The CCP is also contending with Western democracies that have been exercising their own soft power on the continent for decades. The United States, Denmark, Germany and other countries have been training political parties across the region for decades, aiming to strengthen multiparty systems and political participation to bolster democracy there.
Party training offered by democratic governments emphasizes leadership transition after elections. Sentell Barnes, the resident program director in Tanzania for the International Republican Institute, a U.S. nonprofit funded by the U.S. government, told Axios that IRI's party training in Tanzania includes a focus on going from "winning to governing." This includes capacity-building courses on how to prepare for elections and how to handle peaceful transitions of power after elections — including how to accept an election loss.
Democratic-led training programs also emphasize the importance of press freedom, rule of law and other liberal values. CCP-led training, by contrast, has promoted the benefits of China's propaganda and censorship regimes.
McGregor added that at "the end of the day, it's a contest of systems." China now thinks "its system has lessons for the world."
Between the lines: Beijing's new export — again
The school's approach echoes Mao-era policies promoting China as a model to the developing world, but it has key differences.
In the 1950s and 1960s, the CCP supported communist revolutionary movements abroad, seeking to spread its ideology and communist economic policies, including to Tanzania. That support ended after reforms began in 1978. Beijing shifted its focus from party-to-party cooperation toward diplomacy between states.
Now, the CCP is back to exporting a political model — this time, the idea that a single ruling party should dominate the state at every level, but without the ideology-heavy economic policies of the CCP's earlier decades.
"It's like back to the Mao era policies again, that China is a model to the developing world," Brady said. "Except these aren't revolutionary parties, they are authoritarian parties in power within a nominal democratic system."

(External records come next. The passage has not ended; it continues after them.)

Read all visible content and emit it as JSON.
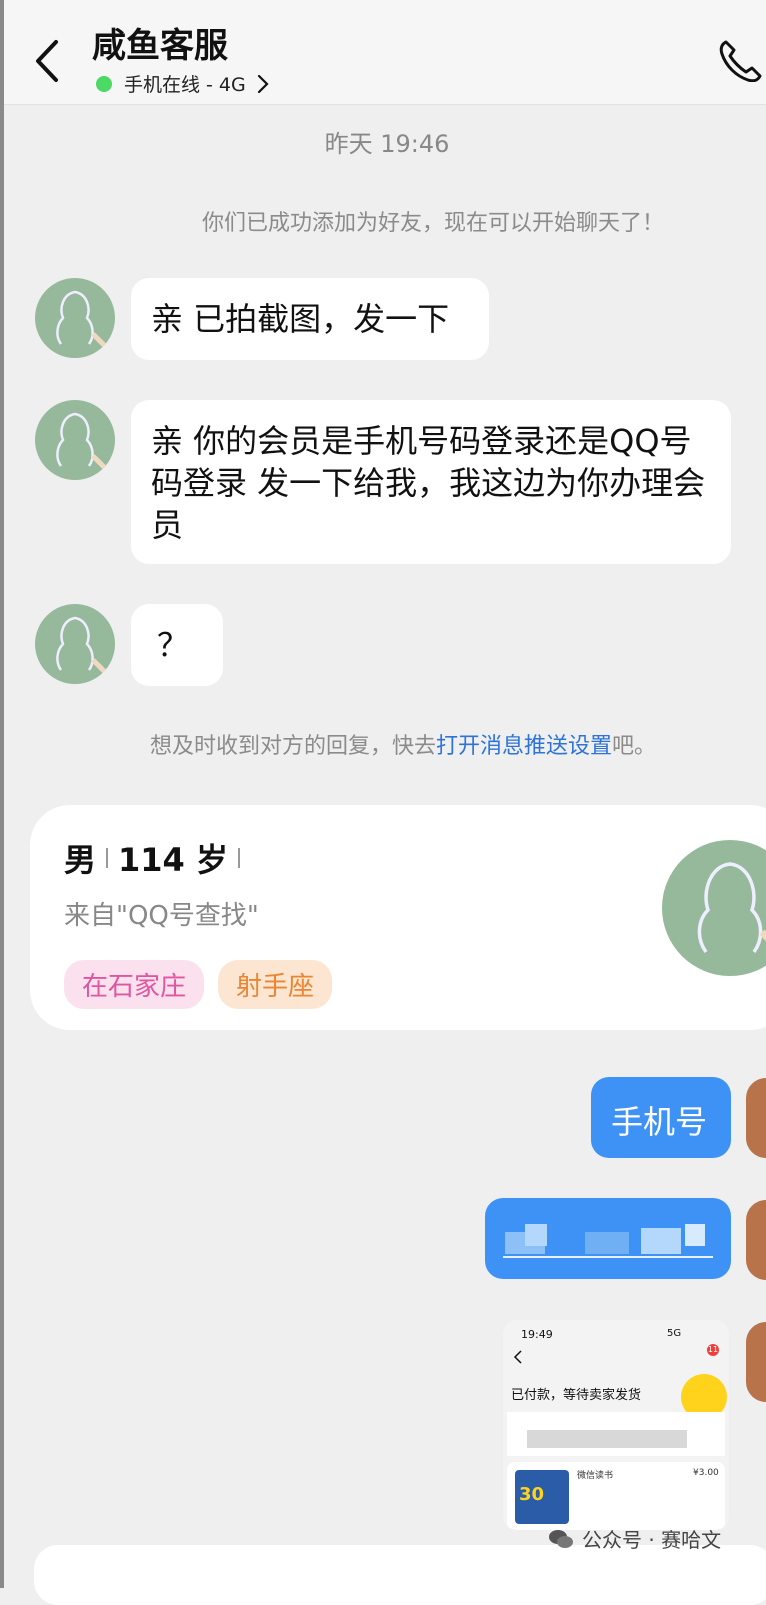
{
  "header": {
    "title": "咸鱼客服",
    "status": "手机在线 - 4G"
  },
  "timestamp": "昨天 19:46",
  "friend_added": "你们已成功添加为好友，现在可以开始聊天了！",
  "messages": [
    {
      "text": "亲 已拍截图，发一下"
    },
    {
      "text": "亲 你的会员是手机号码登录还是QQ号码登录 发一下给我，我这边为你办理会员"
    },
    {
      "text": "？"
    }
  ],
  "push_hint": {
    "prefix": "想及时收到对方的回复，快去",
    "link": "打开消息推送设置",
    "suffix": "吧。"
  },
  "profile_card": {
    "gender": "男",
    "age": "114 岁",
    "source": "来自\"QQ号查找\"",
    "tags": [
      "在石家庄",
      "射手座"
    ]
  },
  "my_messages": [
    {
      "text": "手机号"
    }
  ],
  "shared_screenshot": {
    "time": "19:49",
    "signal": "5G",
    "badge": "11",
    "order_status": "已付款，等待卖家发货",
    "product_name": "微信读书",
    "price": "¥3.00",
    "product_badge": "30"
  },
  "watermark": "公众号 · 赛哈文",
  "colors": {
    "accent_blue": "#3f92f5",
    "online_green": "#4cd964",
    "link_blue": "#2e74d8",
    "tag_pink": "#e055a0",
    "tag_orange": "#e98533"
  },
  "icons": {
    "back": "chevron-left-icon",
    "call": "phone-icon",
    "status_chevron": "chevron-right-icon"
  }
}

What to watch: The future of China's model in Africa
It's unclear if and how far the ruling parties that received the training at the school will go in implementing China's model.
Beijing's efforts to create a bloc of like-minded partners for long-term economic benefits and geopolitical influence have already seen dividends: China is the largest trading partner for numerous African nations and receives strong support from across the continent at the United Nations.
"What we see in Tanzania is about building something," McGregor told Axios. "It's a new era."
Sebastian Stryhn Kjeldtoft of Politiken contributed reporting for this story.